TASK INSTRUCTIONS:
Gather from the listing below each line that includes the word "Homeoffice", and copy it.

DATA FOR REVIEW START

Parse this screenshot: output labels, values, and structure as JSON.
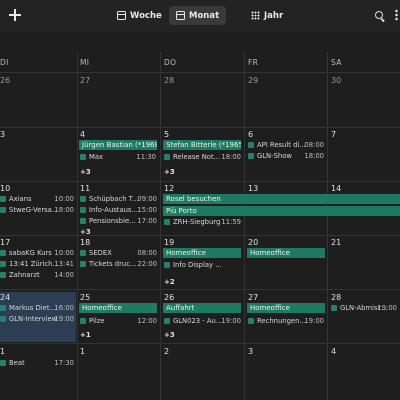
{
  "toolbar": {
    "views": [
      {
        "label": "Woche",
        "icon": "calendar-icon"
      },
      {
        "label": "Monat",
        "icon": "calendar-icon",
        "active": true
      },
      {
        "label": "Jahr",
        "icon": "grid-icon"
      }
    ]
  },
  "weekdays": [
    "DI",
    "MI",
    "DO",
    "FR",
    "SA"
  ],
  "weeks": [
    {
      "days": [
        "26",
        "27",
        "28",
        "29",
        "30"
      ]
    },
    {
      "days": [
        "3",
        "4",
        "5",
        "6",
        "7"
      ]
    },
    {
      "days": [
        "10",
        "11",
        "12",
        "13",
        "14"
      ]
    },
    {
      "days": [
        "17",
        "18",
        "19",
        "20",
        "21"
      ]
    },
    {
      "days": [
        "24",
        "25",
        "26",
        "27",
        "28"
      ]
    },
    {
      "days": [
        "1",
        "1",
        "2",
        "3",
        "4"
      ]
    }
  ],
  "bars": {
    "jurgen": "Jürgen Bastian (*1968)",
    "stefan": "Stefan Bitterle (*1965)",
    "rosel": "Rosel besuchen",
    "piu": "Più Porto",
    "home18": "Homeoffice",
    "home20": "Homeoffice",
    "home25": "Homeoffice",
    "auffahrt": "Auffahrt",
    "home27": "Homeoffice"
  },
  "events": {
    "max": {
      "title": "Max",
      "time": "11:30"
    },
    "release": {
      "title": "Release Not...",
      "time": "18:00"
    },
    "api": {
      "title": "API Result di...",
      "time": "08:00"
    },
    "gln_show": {
      "title": "GLN-Show",
      "time": "18:00"
    },
    "axians": {
      "title": "Axians",
      "time": "10:00"
    },
    "stweg": {
      "title": "StweG-Versa...",
      "time": "18:00"
    },
    "schupbach": {
      "title": "Schüpbach T...",
      "time": "09:00"
    },
    "info_aust": {
      "title": "Info-Austaus...",
      "time": "15:00"
    },
    "pension": {
      "title": "Pensionsbie...",
      "time": "17:00"
    },
    "zrh": {
      "title": "ZRH-Siegburg",
      "time": "11:59"
    },
    "saba": {
      "title": "sabaKG Kurs",
      "time": "10:00"
    },
    "zurich": {
      "title": "13:41 Zürich...",
      "time": "13:41"
    },
    "zahnarzt": {
      "title": "Zahnarzt",
      "time": "14:00"
    },
    "sedex": {
      "title": "SEDEX",
      "time": "08:00"
    },
    "tickets": {
      "title": "Tickets druc...",
      "time": "22:00"
    },
    "info_display": {
      "title": "Info Display ...",
      "time": ""
    },
    "markus": {
      "title": "Markus Diet...",
      "time": "16:00"
    },
    "gln_interview": {
      "title": "GLN-Interview",
      "time": "19:00"
    },
    "pilze": {
      "title": "Pilze",
      "time": "12:00"
    },
    "gln023": {
      "title": "GLN023 - Au...",
      "time": "19:00"
    },
    "rechnungen": {
      "title": "Rechnungen...",
      "time": "19:00"
    },
    "gln_abmisc": {
      "title": "GLN-Abmisc...",
      "time": "19:00"
    },
    "beat": {
      "title": "Beat",
      "time": "17:30"
    }
  },
  "more": {
    "w2_mi": "+3",
    "w2_do": "+3",
    "w3_mi": "+3",
    "w4_do": "+2",
    "w5_mi": "+1",
    "w5_do": "+3"
  },
  "colors": {
    "event": "#1f7a64",
    "today": "#2c3e54",
    "background": "#1e1e1e"
  }
}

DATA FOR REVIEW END

ANSWER FOR THIS EXERCISE:
    "home18": "Homeoffice",
    "home20": "Homeoffice",
    "home25": "Homeoffice",
    "home27": "Homeoffice"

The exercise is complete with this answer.